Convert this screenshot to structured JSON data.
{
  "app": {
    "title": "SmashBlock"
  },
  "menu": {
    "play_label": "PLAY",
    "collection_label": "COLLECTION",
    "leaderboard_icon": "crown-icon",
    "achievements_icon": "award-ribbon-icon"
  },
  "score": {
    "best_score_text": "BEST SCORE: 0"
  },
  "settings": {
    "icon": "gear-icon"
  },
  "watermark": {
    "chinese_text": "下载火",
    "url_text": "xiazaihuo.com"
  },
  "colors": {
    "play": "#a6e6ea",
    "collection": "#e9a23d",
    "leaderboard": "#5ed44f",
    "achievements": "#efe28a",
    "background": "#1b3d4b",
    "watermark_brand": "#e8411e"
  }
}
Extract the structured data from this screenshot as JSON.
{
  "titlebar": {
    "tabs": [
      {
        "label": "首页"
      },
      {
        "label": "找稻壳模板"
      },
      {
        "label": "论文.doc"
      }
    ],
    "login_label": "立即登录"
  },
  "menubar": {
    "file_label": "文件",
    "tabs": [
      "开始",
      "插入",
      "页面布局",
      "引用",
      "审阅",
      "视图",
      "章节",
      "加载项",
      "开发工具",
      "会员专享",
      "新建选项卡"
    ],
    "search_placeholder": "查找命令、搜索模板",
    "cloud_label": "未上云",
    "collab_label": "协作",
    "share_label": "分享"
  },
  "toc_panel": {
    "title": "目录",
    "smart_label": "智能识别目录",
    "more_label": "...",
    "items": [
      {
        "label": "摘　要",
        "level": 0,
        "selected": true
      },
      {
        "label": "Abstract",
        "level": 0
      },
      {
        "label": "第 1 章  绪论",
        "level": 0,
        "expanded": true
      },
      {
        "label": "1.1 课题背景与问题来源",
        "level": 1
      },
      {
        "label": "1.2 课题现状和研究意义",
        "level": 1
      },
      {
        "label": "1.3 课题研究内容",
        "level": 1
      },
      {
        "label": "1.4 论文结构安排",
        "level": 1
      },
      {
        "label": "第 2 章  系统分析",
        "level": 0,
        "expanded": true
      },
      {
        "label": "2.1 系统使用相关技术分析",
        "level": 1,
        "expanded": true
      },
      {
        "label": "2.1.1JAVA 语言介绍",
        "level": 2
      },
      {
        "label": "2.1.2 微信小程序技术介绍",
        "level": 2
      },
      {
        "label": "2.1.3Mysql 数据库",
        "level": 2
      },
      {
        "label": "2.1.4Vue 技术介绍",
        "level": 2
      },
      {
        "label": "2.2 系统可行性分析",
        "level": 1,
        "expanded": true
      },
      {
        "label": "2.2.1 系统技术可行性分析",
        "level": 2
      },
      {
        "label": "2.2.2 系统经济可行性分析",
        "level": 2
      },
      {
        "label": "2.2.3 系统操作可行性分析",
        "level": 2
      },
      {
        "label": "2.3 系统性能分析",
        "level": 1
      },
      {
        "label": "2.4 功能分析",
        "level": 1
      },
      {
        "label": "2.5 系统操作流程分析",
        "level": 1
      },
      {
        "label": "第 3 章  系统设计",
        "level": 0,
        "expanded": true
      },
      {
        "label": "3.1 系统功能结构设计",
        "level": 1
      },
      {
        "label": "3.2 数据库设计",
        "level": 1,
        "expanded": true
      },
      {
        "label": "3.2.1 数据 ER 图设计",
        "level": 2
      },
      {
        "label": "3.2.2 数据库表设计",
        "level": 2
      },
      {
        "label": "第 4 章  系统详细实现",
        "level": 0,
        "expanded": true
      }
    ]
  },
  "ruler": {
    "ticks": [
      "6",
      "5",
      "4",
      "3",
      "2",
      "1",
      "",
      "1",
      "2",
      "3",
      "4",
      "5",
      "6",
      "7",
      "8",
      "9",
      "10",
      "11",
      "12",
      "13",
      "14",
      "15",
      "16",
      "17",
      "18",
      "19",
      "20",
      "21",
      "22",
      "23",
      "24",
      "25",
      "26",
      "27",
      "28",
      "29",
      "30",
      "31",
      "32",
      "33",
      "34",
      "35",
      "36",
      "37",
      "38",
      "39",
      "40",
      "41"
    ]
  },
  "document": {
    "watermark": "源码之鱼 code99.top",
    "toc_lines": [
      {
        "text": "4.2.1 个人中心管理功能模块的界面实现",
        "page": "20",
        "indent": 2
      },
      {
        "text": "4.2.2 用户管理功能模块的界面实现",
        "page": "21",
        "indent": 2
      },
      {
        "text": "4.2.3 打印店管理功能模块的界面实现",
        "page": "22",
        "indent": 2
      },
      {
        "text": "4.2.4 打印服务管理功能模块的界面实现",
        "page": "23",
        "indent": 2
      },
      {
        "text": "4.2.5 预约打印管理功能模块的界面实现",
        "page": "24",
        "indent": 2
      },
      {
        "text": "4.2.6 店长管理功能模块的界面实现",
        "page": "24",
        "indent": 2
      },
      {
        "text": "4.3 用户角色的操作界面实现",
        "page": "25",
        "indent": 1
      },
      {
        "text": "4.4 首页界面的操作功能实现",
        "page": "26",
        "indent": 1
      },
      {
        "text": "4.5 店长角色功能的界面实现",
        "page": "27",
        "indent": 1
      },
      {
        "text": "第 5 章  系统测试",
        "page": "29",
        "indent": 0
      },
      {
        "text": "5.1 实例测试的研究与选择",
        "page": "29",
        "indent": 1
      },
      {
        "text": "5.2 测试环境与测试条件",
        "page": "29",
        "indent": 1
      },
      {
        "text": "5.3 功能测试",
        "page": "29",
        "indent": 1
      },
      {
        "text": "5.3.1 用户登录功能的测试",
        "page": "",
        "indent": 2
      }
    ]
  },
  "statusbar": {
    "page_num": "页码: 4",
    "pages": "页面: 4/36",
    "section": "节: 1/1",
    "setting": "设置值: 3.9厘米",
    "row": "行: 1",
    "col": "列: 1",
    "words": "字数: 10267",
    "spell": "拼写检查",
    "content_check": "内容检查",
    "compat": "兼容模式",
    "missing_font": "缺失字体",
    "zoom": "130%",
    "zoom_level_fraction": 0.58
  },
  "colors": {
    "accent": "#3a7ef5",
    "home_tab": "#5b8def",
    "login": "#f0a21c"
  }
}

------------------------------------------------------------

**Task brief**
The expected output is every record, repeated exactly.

**Result for this task**
Convert this screenshot to structured JSON data.
{
  "app": {
    "title": "SmashBlock"
  },
  "menu": {
    "play_label": "PLAY",
    "collection_label": "COLLECTION",
    "leaderboard_icon": "crown-icon",
    "achievements_icon": "award-ribbon-icon"
  },
  "score": {
    "best_score_text": "BEST SCORE: 0"
  },
  "settings": {
    "icon": "gear-icon"
  },
  "watermark": {
    "chinese_text": "下载火",
    "url_text": "xiazaihuo.com"
  },
  "colors": {
    "play": "#a6e6ea",
    "collection": "#e9a23d",
    "leaderboard": "#5ed44f",
    "achievements": "#efe28a",
    "background": "#1b3d4b",
    "watermark_brand": "#e8411e"
  }
}
Extract the structured data from this screenshot as JSON.
{
  "titlebar": {
    "tabs": [
      {
        "label": "首页"
      },
      {
        "label": "找稻壳模板"
      },
      {
        "label": "论文.doc"
      }
    ],
    "login_label": "立即登录"
  },
  "menubar": {
    "file_label": "文件",
    "tabs": [
      "开始",
      "插入",
      "页面布局",
      "引用",
      "审阅",
      "视图",
      "章节",
      "加载项",
      "开发工具",
      "会员专享",
      "新建选项卡"
    ],
    "search_placeholder": "查找命令、搜索模板",
    "cloud_label": "未上云",
    "collab_label": "协作",
    "share_label": "分享"
  },
  "toc_panel": {
    "title": "目录",
    "smart_label": "智能识别目录",
    "more_label": "...",
    "items": [
      {
        "label": "摘　要",
        "level": 0,
        "selected": true
      },
      {
        "label": "Abstract",
        "level": 0
      },
      {
        "label": "第 1 章  绪论",
        "level": 0,
        "expanded": true
      },
      {
        "label": "1.1 课题背景与问题来源",
        "level": 1
      },
      {
        "label": "1.2 课题现状和研究意义",
        "level": 1
      },
      {
        "label": "1.3 课题研究内容",
        "level": 1
      },
      {
        "label": "1.4 论文结构安排",
        "level": 1
      },
      {
        "label": "第 2 章  系统分析",
        "level": 0,
        "expanded": true
      },
      {
        "label": "2.1 系统使用相关技术分析",
        "level": 1,
        "expanded": true
      },
      {
        "label": "2.1.1JAVA 语言介绍",
        "level": 2
      },
      {
        "label": "2.1.2 微信小程序技术介绍",
        "level": 2
      },
      {
        "label": "2.1.3Mysql 数据库",
        "level": 2
      },
      {
        "label": "2.1.4Vue 技术介绍",
        "level": 2
      },
      {
        "label": "2.2 系统可行性分析",
        "level": 1,
        "expanded": true
      },
      {
        "label": "2.2.1 系统技术可行性分析",
        "level": 2
      },
      {
        "label": "2.2.2 系统经济可行性分析",
        "level": 2
      },
      {
        "label": "2.2.3 系统操作可行性分析",
        "level": 2
      },
      {
        "label": "2.3 系统性能分析",
        "level": 1
      },
      {
        "label": "2.4 功能分析",
        "level": 1
      },
      {
        "label": "2.5 系统操作流程分析",
        "level": 1
      },
      {
        "label": "第 3 章  系统设计",
        "level": 0,
        "expanded": true
      },
      {
        "label": "3.1 系统功能结构设计",
        "level": 1
      },
      {
        "label": "3.2 数据库设计",
        "level": 1,
        "expanded": true
      },
      {
        "label": "3.2.1 数据 ER 图设计",
        "level": 2
      },
      {
        "label": "3.2.2 数据库表设计",
        "level": 2
      },
      {
        "label": "第 4 章  系统详细实现",
        "level": 0,
        "expanded": true
      }
    ]
  },
  "ruler": {
    "ticks": [
      "6",
      "5",
      "4",
      "3",
      "2",
      "1",
      "",
      "1",
      "2",
      "3",
      "4",
      "5",
      "6",
      "7",
      "8",
      "9",
      "10",
      "11",
      "12",
      "13",
      "14",
      "15",
      "16",
      "17",
      "18",
      "19",
      "20",
      "21",
      "22",
      "23",
      "24",
      "25",
      "26",
      "27",
      "28",
      "29",
      "30",
      "31",
      "32",
      "33",
      "34",
      "35",
      "36",
      "37",
      "38",
      "39",
      "40",
      "41"
    ]
  },
  "document": {
    "watermark": "源码之鱼 code99.top",
    "toc_lines": [
      {
        "text": "4.2.1 个人中心管理功能模块的界面实现",
        "page": "20",
        "indent": 2
      },
      {
        "text": "4.2.2 用户管理功能模块的界面实现",
        "page": "21",
        "indent": 2
      },
      {
        "text": "4.2.3 打印店管理功能模块的界面实现",
        "page": "22",
        "indent": 2
      },
      {
        "text": "4.2.4 打印服务管理功能模块的界面实现",
        "page": "23",
        "indent": 2
      },
      {
        "text": "4.2.5 预约打印管理功能模块的界面实现",
        "page": "24",
        "indent": 2
      },
      {
        "text": "4.2.6 店长管理功能模块的界面实现",
        "page": "24",
        "indent": 2
      },
      {
        "text": "4.3 用户角色的操作界面实现",
        "page": "25",
        "indent": 1
      },
      {
        "text": "4.4 首页界面的操作功能实现",
        "page": "26",
        "indent": 1
      },
      {
        "text": "4.5 店长角色功能的界面实现",
        "page": "27",
        "indent": 1
      },
      {
        "text": "第 5 章  系统测试",
        "page": "29",
        "indent": 0
      },
      {
        "text": "5.1 实例测试的研究与选择",
        "page": "29",
        "indent": 1
      },
      {
        "text": "5.2 测试环境与测试条件",
        "page": "29",
        "indent": 1
      },
      {
        "text": "5.3 功能测试",
        "page": "29",
        "indent": 1
      },
      {
        "text": "5.3.1 用户登录功能的测试",
        "page": "",
        "indent": 2
      }
    ]
  },
  "statusbar": {
    "page_num": "页码: 4",
    "pages": "页面: 4/36",
    "section": "节: 1/1",
    "setting": "设置值: 3.9厘米",
    "row": "行: 1",
    "col": "列: 1",
    "words": "字数: 10267",
    "spell": "拼写检查",
    "content_check": "内容检查",
    "compat": "兼容模式",
    "missing_font": "缺失字体",
    "zoom": "130%",
    "zoom_level_fraction": 0.58
  },
  "colors": {
    "accent": "#3a7ef5",
    "home_tab": "#5b8def",
    "login": "#f0a21c"
  }
}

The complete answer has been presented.